United States District Court Orders Convicted Cigarette Tax Evaders To Pay Municipality Of Anchorage Over Two Million Dollars In Restitution
Anchorage, Alaska - U.S. Attorney Karen L. Loeffler announced today that United States District Court Judge Sharon L. Gleason ordered Michael Butler, 44, along with Sun Sims, 52, Kyong Hee Kim, 57, Jae Ho Lee, 60, Jae Gak Lee, 62, and Jerry Lee, 60, to pay a total of $2,007, 250, plus interest, in restitution to the Municipality of Anchorage following their convictions on charges that they were participants in a conspiracy to defraud the Municipality of Anchorage (MOA) by evading the payment of cigarette excise tax. The conspirators were indicted on July 18, 2013, on charges including mail fraud, conspiracy to commit money laundering, and conspiracy to make false statements regarding the distribution of cigarettes. Kyong Hee Kim, Sun Sims, Kimberly Sims, Jae Ho Lee, Jae Gak Lee, and Jerry Lee previously pleaded guilty in U.S. District Court for their roles in the conspiracy and other criminal violations. Michael Butler was convicted at trial in November 2014.
According to the court documents, Michael Butler and Sun Sims operated and managed Up in Smoke, located in the MOA, and Golden Eagle Tobacco and Longmere Lake Grocery and Liquor, both located outside the MOA. Because they owned Golden Eagle Tobacco and Longmere Lake Grocery and Liquor, Butler and Sims could legitimately purchase MOA excise tax exempt cigarettes from tobacco wholesale distributors located in the MOA, but only if those cigarettes were actually transported outside of the MOA and offered for sale at those two stores. However, cigarettes that they purchased within the MOA and intended to sell at Up in Smoke or distribute to others within the MOA were not excise tax exempt.
Between 2009 and October 10, 2012, Michael Butler and Sun Sims used their Golden Eagle Tobacco and Longmere Lake Grocery and Liquor store accounts with tobacco wholesale distributors within the MOA to purchase excise tax exempt cigarettes that they intended to sell and distribute within the MOA. Thus, they avoided paying the MOA excise tax and increased their own profits.
The other co-conspirators paid a fee to Michael Butler and Sun Sims for the purchase of excise tax exempt cigarettes. They paid this fee for the tax exempt cigarette in an effort to avoid paying the tax owed to the MOA. Butler and Sims would collect payment from Kyong Hee Kim and other retailers. They would then convert the money collected into cashier’s checks that appeared to be purchased by either Golden Eagle Tobacco or Longmere Lake Grocery and Liquor. They then used these cashier’s checks to purchase more tax exempt cigarettes, which they then delivered to the following retail stores within the MOA:

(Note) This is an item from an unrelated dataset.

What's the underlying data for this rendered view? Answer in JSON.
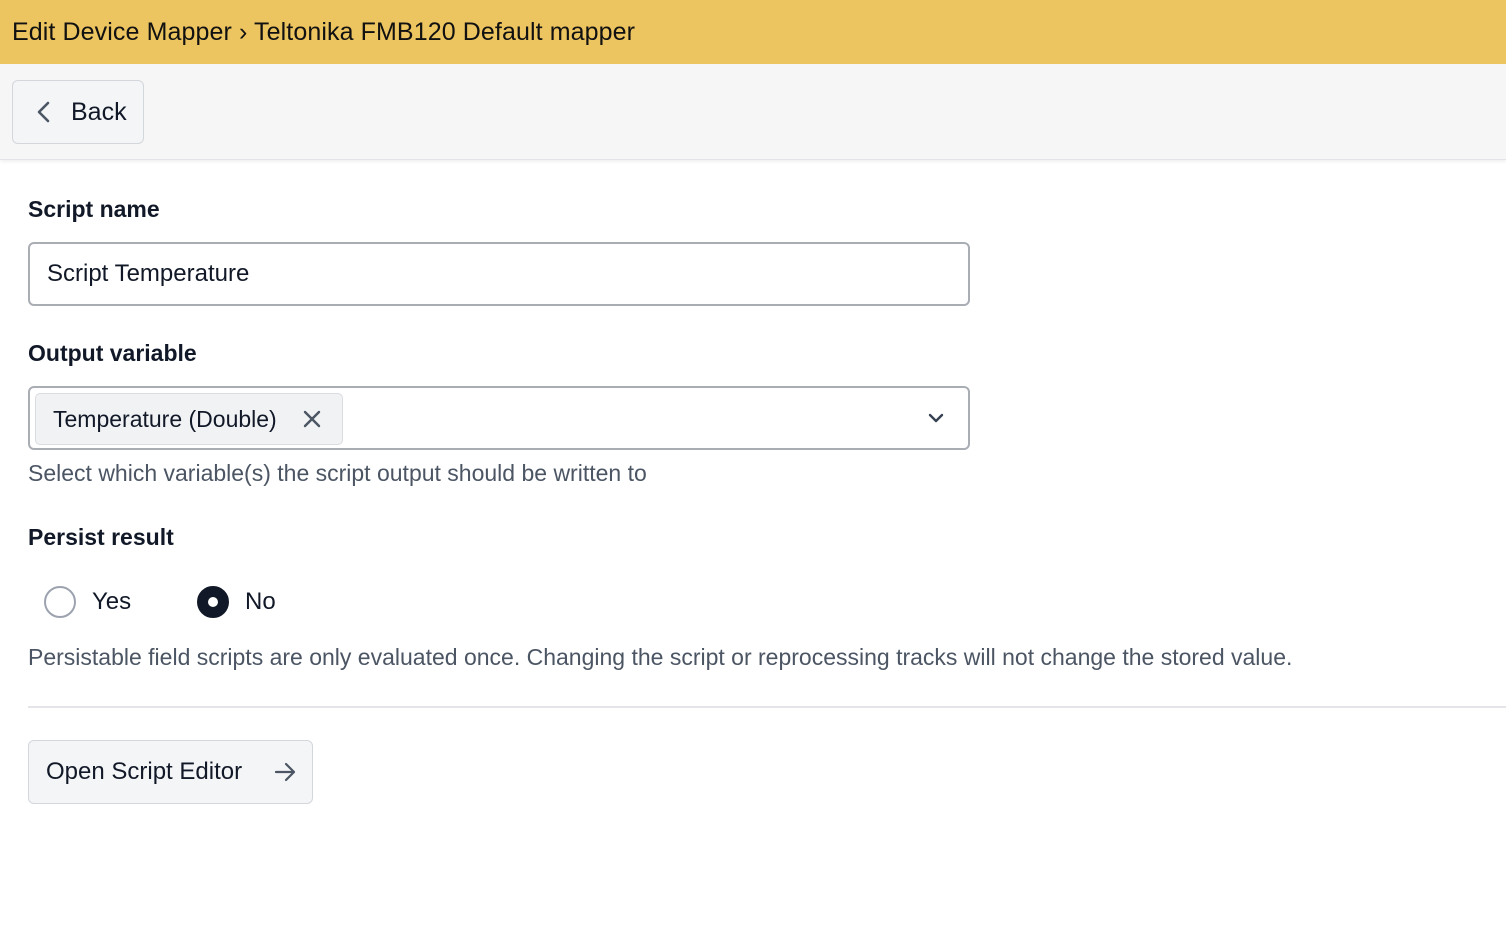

- Up in Smoke, owned and operated by Michael Butler and Sun Sims and managed by Kimberly Sims
- Mini Stop, owned and operated by Kyong Hee Kim
- Party Time Liquor, owned and operated by Jae Gak Lee
- Cheap Smokes, owned and operated by Jae Ho Lee
- Lucky Seven Foodmart, owned and operated by Jerry Lee
The defendants received the following sentences:
- Michael Butler sentenced on 3/13/15 to 36 months incarceration, 3 years supervised release.
- Sun Sims sentenced on 2/4/15 to 34 months incarceration, 3 years supervised release, $18,000 fine.
- Jae Gak Lee sentenced on 2/2/15 to 16 months incarceration, 3 years supervised release, $100,000 fine.
- Jae Ho Lee, sentenced on 1/21/15 to 16 months incarceration, 3 years supervised release.
- Kimberly Crandell, sentenced on 1/21/15 to 3 years’ probation, $1,500 fine.
- Jerry Lee, sentenced on 1/20/15 to 9 months incarceration, 3 years supervised release.
- Kyong Hee Kim sentenced 12/4/14 to 5 years’ probation.
“Tax evasion unfairly shifts the burden to honest American taxpayers,” said Special Agent in Charge Teri Alexander. “IRS Criminal Investigation together with the Department of Justice will continue to work vigorously to protect our national and local tax systems.”
Municipal Treasurer Daniel Moore added, “On behalf of Anchorage taxpayers who stood as the collective victims in this case, the Municipality appreciates the successful efforts of DOJ, APD, and the IRS in obtaining felony convictions, appropriate jail terms, and restitution. The Municipality expects the results of this case will send a strong deterrent message to white collar criminals who seek to scheme and defraud the government in taxes owed and then expect all other local taxpayers to cover the shortage in revenue to fund city services.”
Assistant U.S. Attorney Stephan A. Collins of the U.S. Attorney’s Office, District of Alaska, prosecuted the case. The case was investigated by the Internal Revenue Service Criminal Investigation (IRS-CI), Alcohol Tobacco and Firearms (ATF), and the Anchorage Police Department.